recently wrote about how these changes to the Skilled Migrant category have made it more difficult for applicants with qualifications, work experience and skilled employment in an area of long term skill shortage, to get Residence. This has seen a fall in the numbers of skilled workers in areas of labour shortage, such as IT and construction, being approved Residence.

I identified the following changes from INZ statistics in the numbers of migrants being approved Residence under the Skilled Migrant category, from a) 1 April 2015 – 31 March 2016, b) 1 April 2016 – 31 March 2017, and c) 1 April 2017 – 31 March 2018.

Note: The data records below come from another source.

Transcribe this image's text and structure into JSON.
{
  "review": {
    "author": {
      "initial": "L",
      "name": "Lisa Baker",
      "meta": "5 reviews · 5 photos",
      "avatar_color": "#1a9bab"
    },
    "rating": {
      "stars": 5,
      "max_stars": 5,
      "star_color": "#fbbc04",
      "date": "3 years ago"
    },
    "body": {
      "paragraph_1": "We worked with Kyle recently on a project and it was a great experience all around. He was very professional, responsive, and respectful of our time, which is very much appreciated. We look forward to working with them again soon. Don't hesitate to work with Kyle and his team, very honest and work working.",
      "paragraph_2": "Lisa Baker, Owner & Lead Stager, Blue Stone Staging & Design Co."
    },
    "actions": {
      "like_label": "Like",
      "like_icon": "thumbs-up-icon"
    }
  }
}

  • Civil Engineer. a) 116, b) 122, c) 61.
  • ICT Business Analyst. a) 122, b) 125, c) 63.
  • ICT Systems Test Engineer. a) 68, b) 53, c) 11.
  • Quantity Surveyor. a) 101, b) 89, c) 35.
  • Software Engineer. a) 337, b) 288, c) 142.
  • Overall total numbers approved Residence under the Skilled Migrant category, a) 13,975, b) 13,160, c) 6,376.

These revised policy settings and more restrictive approach need to be explained, if the Government really does want to attract highly skilled migrants in areas such as IT and construction, as it says it does.

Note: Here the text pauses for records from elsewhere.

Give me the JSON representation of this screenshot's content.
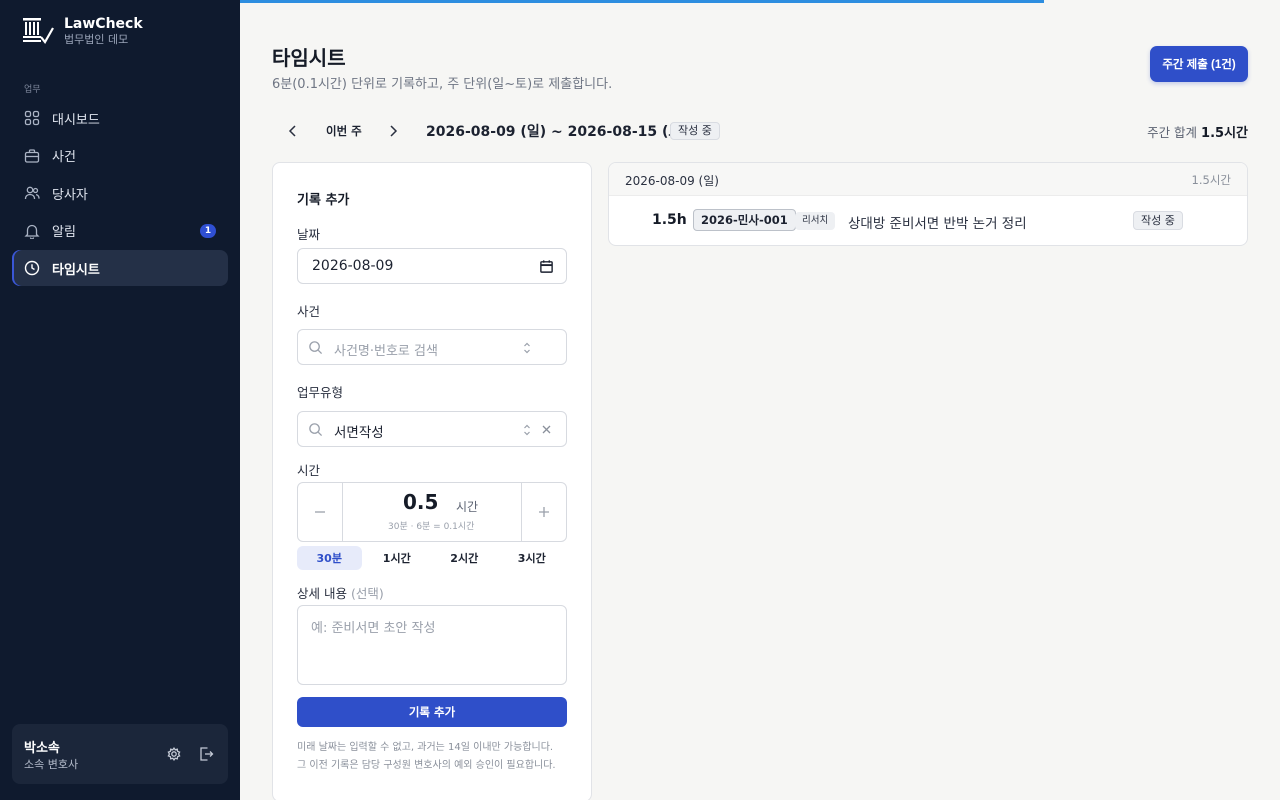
{
  "brand": {
    "name": "LawCheck",
    "subtitle": "법무법인 데모"
  },
  "sidebar": {
    "section_label": "업무",
    "items": [
      {
        "label": "대시보드",
        "icon": "grid-icon"
      },
      {
        "label": "사건",
        "icon": "briefcase-icon"
      },
      {
        "label": "당사자",
        "icon": "users-icon"
      },
      {
        "label": "알림",
        "icon": "bell-icon",
        "badge": "1"
      },
      {
        "label": "타임시트",
        "icon": "clock-icon",
        "active": true
      }
    ]
  },
  "user": {
    "name": "박소속",
    "role": "소속 변호사"
  },
  "header": {
    "title": "타임시트",
    "subtitle": "6분(0.1시간) 단위로 기록하고, 주 단위(일~토)로 제출합니다.",
    "submit_label": "주간 제출 (1건)"
  },
  "week": {
    "this_week_label": "이번 주",
    "range": "2026-08-09 (일) ~ 2026-08-15 (토)",
    "status": "작성 중",
    "total_label": "주간 합계",
    "total_value": "1.5시간"
  },
  "form": {
    "title": "기록 추가",
    "date_label": "날짜",
    "date_value": "2026-08-09",
    "case_label": "사건",
    "case_placeholder": "사건명·번호로 검색",
    "worktype_label": "업무유형",
    "worktype_value": "서면작성",
    "time_label": "시간",
    "time_value": "0.5",
    "time_unit": "시간",
    "time_hint": "30분 · 6분 = 0.1시간",
    "quick_options": [
      "30분",
      "1시간",
      "2시간",
      "3시간"
    ],
    "quick_selected": "30분",
    "detail_label": "상세 내용",
    "detail_optional": "(선택)",
    "detail_placeholder": "예: 준비서면 초안 작성",
    "add_label": "기록 추가",
    "note_line1": "미래 날짜는 입력할 수 없고, 과거는 14일 이내만 가능합니다.",
    "note_line2": "그 이전 기록은 담당 구성원 변호사의 예외 승인이 필요합니다."
  },
  "entries": {
    "day_date": "2026-08-09 (일)",
    "day_total": "1.5시간",
    "rows": [
      {
        "hours": "1.5h",
        "case": "2026-민사-001",
        "type": "리서치",
        "description": "상대방 준비서면 반박 논거 정리",
        "status": "작성 중"
      }
    ]
  },
  "colors": {
    "sidebar_bg": "#0f1a2e",
    "accent": "#2f4fc9",
    "progress": "#2d8ee0"
  }
}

The recent Herald article identifies the broader point that, overall, it does appear to be the case that revised policy settings are making it more difficult for migrants to secure Residence.

Occupations which the new Labour Government prefers New Zealanders to do instead of foreigners – such as in hospitality and retail – have experienced a reduction in migrant numbers too. INZ statistics showing the numbers of migrants being approved Residence during the time periods above, identify the following.

  • Retail Manager. a) 682, b) 511, c) 307.
  • Café/Restaurant Manager. a) 600, b) 449, c) 288.

The conclusion might be that, if highly skilled migrants are still desired while “jobs that Kiwis can do” are to be protected, policy settings need to be better targeted. This could be achieved by, for example, increasing the number of points available for work experience or skilled employment in an area of long term skill shortage.

The need for workers in areas such as construction relates to the new Labour Government’s publicised KiwiBuild programme to build more housing, especially in Auckland.  The Minister of Immigration has responded to pressure from the industry by hinting at proposals in the pipeline to bring more tradies in to staff KiwiBuild, although he stopped short of agreeing to legalise the status of a large number of overstayers discovered on several work sites during several Labour Inspectorate operations.

One way to get more migrants into construction jobs would be to specify a wider range of construction related occupations on the Long Term Skill Shortage List (“LTSSL”). Currently the only construction jobs listed on the LTSSL are Construction Project Manager, Project Builder, Quantity Surveyor and Surveyor. Carpenters, Painters, Glaziers and Plumbers don’t show up there.  There is an immediate need for thousands of people in these trades, and they should be added to the List.

With current policy settings, New Zealand is missing out on valuable migrants. The Government cannot afford to be squeamish about letting people in to do skilled work here.

Advertisements
This entry was posted in Business, Citizenship, Immigration Appeals, Immigration Industry, Immigration Problems, Immigration Visas, Politics, Practice of Law, Refugees. Bookmark the permalink.

One Response to Recent reports indicate migrating to New Zealand may have become more difficult, but has it for those who are needed most?

  1. Rhonda says:

    Let’s not forget the changes to family quota. My 13 year old son , New Zealand born is in Taranaki without his mother or father because I do not meet the criteria, yet every living relative I have is a PR of New Zealand. Can you imagine the pain each day that we wake without each other? Not sure what happened to NZ but I didn’t realise ripping a whanau apart was all good.

    Like

Leave a Reply

Fill in your details below or click an icon to log in:

WordPress.com Logo

You are commenting using your WordPress.com account. Log Out /  Change )

Google+ photo

You are commenting using your Google+ account. Log Out /  Change )

Twitter picture

You are commenting using your Twitter account. Log Out /  Change )

Facebook photo

You are commenting using your Facebook account. Log Out /  Change )

Connecting to %s